A sculpture marking 100 years of research and testing by a Kettering organisation was unveiled by the Duke of Gloucester yesterday (Thursday).
The Northampton-born Prince, who is 27th in line to the throne, visited Satra’s Wyndham Way home as a crowd of about 100 staff and dignitaries watched on.
Ahead of a tour of their laboratories he revealed a contemporary sculpture by Northamptonshire artist Martyn Steele to stand as a reminder of their work since their creation in 1919.
Martyn, 38, had previously visited Satra where he was inspired by the forces of stress and tension and created the sculpture, called ‘No Compromise’, with weathering steel plates being pulled apart by 100 stainless steel cables clamped and tightened in stone.
The project took about a year to create.
Martyn said: “The response has been brilliant, people have stopped to speak to me about it. It’s all been a bit surreal.
“I think it really represents Satra and how it’s changed as well as looking at the future.”
Martyn grew up in Northampton before studying at university in Loughborough.
He lives on a narrowboat on the River Nene and works out of a studio in Upper Harlestone and admitted it was ‘emotional’ to see a piece in his home county.
After the sculpture was unveiled Martyn spoke with the Duke who joked that he should be designing bridges.
Satra started out as the British Boot, Shoe and Allied Trades Research Association in Rockingham Road and tested military shoes and materials during the Second World War.
After the war they became Satra and expanded their research, testing and work in chemical laboratories.
They played a vital role in getting the first men to the summit of Mount Everest by designing the footwear for the final assault.
The firm now tests everything from shoes and PPE to toys and even riot shields.
They moved into Europe and opened an office and laboratories in Dongguan, China, in 2012.
In 2017 they moved all departments to their Wyndham Way home and are set to open another site just down the road in Henson Way later this year.
Satra’s chief executive, Austin Simmons, said: “Today marks a truly momentous occasion.
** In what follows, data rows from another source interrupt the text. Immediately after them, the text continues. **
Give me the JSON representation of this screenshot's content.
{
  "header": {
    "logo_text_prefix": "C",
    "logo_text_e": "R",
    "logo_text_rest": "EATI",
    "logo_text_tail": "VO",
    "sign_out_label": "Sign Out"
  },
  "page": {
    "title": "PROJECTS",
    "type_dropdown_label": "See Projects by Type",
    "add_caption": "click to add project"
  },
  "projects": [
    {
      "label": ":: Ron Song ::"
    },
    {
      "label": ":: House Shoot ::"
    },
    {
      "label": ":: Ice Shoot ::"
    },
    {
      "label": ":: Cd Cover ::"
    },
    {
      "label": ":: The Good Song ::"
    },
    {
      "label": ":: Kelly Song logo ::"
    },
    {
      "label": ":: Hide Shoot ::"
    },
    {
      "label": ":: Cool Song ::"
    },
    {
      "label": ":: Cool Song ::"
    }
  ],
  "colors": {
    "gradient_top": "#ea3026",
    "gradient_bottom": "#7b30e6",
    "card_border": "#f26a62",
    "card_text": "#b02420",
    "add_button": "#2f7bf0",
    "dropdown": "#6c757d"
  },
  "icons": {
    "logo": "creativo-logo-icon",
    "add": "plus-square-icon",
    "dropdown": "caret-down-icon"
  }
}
Satra was created 100 years ago by forward thinking visionaries who realised that the footwear industry needed a strong technical resource to enable it to develop new materials and manufacturing techniques.
“We have always been immensely proud of the intellectual prowess of our people, without whom Satra would not have been able to make the contribution it has to industry over the last 100 years.”
Satra is no stranger to hosting Royal trips after previous visits by the then-Duke of Gloucester in 1949, Queen Elizabeth II and the Duke of Edinburgh in 1965, the current Duke of Gloucester to mark their diamond jubilee celebrations and a second visit by the Duke of Edinburgh in 1994.